__Your task__
Your answer should be every line of the records that contains the word "JSON", copied as it stands.

━━━ Dataset excerpts ━━━

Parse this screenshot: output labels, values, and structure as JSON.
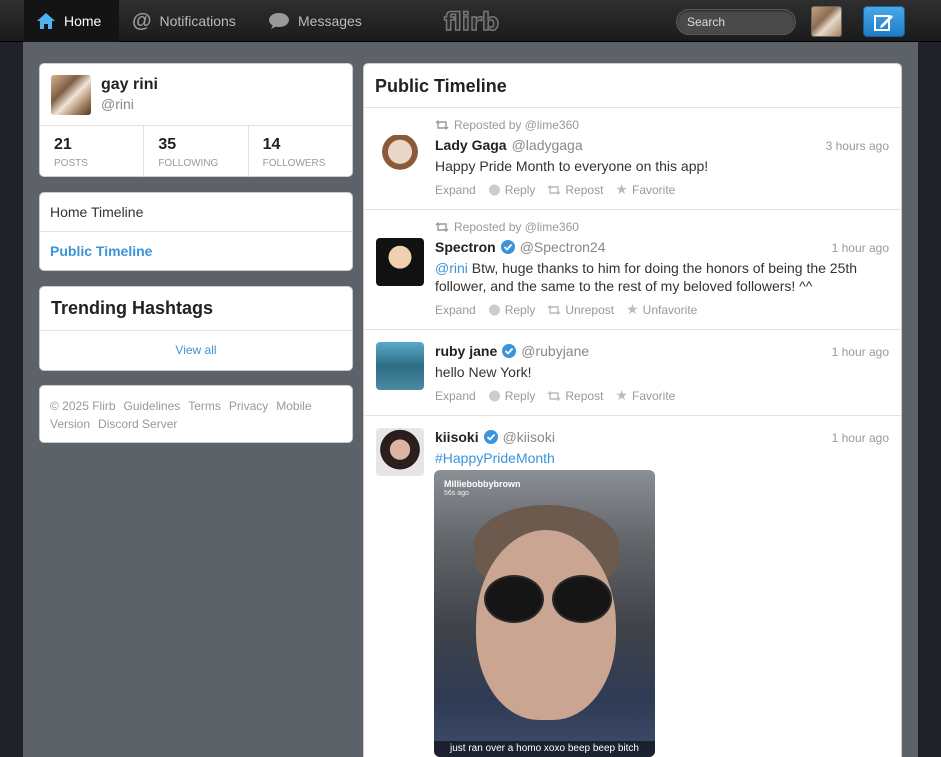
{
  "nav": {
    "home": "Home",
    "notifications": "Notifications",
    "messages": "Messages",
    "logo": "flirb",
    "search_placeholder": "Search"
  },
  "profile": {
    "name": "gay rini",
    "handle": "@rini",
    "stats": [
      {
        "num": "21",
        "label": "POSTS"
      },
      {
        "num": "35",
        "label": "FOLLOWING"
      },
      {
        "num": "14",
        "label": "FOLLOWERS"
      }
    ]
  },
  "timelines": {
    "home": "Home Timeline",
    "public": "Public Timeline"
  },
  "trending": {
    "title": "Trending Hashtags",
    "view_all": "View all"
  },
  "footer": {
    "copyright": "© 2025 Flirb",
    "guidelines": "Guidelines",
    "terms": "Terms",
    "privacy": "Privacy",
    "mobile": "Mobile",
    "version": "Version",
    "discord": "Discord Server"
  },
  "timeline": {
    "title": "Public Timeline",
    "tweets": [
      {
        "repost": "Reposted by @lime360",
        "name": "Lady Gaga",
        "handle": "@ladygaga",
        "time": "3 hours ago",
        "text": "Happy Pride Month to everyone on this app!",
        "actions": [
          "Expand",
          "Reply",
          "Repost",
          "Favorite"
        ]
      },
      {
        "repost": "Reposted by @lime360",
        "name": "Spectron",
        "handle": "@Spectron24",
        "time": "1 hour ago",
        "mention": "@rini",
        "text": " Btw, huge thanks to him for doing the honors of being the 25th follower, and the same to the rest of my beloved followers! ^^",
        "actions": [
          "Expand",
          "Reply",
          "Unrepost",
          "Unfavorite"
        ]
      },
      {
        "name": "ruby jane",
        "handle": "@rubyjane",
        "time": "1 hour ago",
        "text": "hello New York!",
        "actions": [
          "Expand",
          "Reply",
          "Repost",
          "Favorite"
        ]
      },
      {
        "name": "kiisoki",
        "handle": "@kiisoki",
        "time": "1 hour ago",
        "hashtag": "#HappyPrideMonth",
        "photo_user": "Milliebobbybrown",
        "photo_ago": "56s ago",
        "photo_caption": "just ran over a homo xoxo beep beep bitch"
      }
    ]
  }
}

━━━
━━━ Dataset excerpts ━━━

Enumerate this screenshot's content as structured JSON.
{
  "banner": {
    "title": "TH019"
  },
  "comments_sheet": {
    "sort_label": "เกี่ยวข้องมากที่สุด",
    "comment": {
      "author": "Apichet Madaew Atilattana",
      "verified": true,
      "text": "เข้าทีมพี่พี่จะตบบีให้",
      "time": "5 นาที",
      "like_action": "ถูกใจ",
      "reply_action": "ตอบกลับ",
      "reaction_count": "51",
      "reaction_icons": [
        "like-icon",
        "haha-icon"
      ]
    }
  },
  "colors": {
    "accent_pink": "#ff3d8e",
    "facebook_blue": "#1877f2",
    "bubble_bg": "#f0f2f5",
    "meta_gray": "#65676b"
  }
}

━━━

__Exercise output__
Parse this screenshot: output labels, values, and structure as JSON.
Enumerate this screenshot's content as structured JSON.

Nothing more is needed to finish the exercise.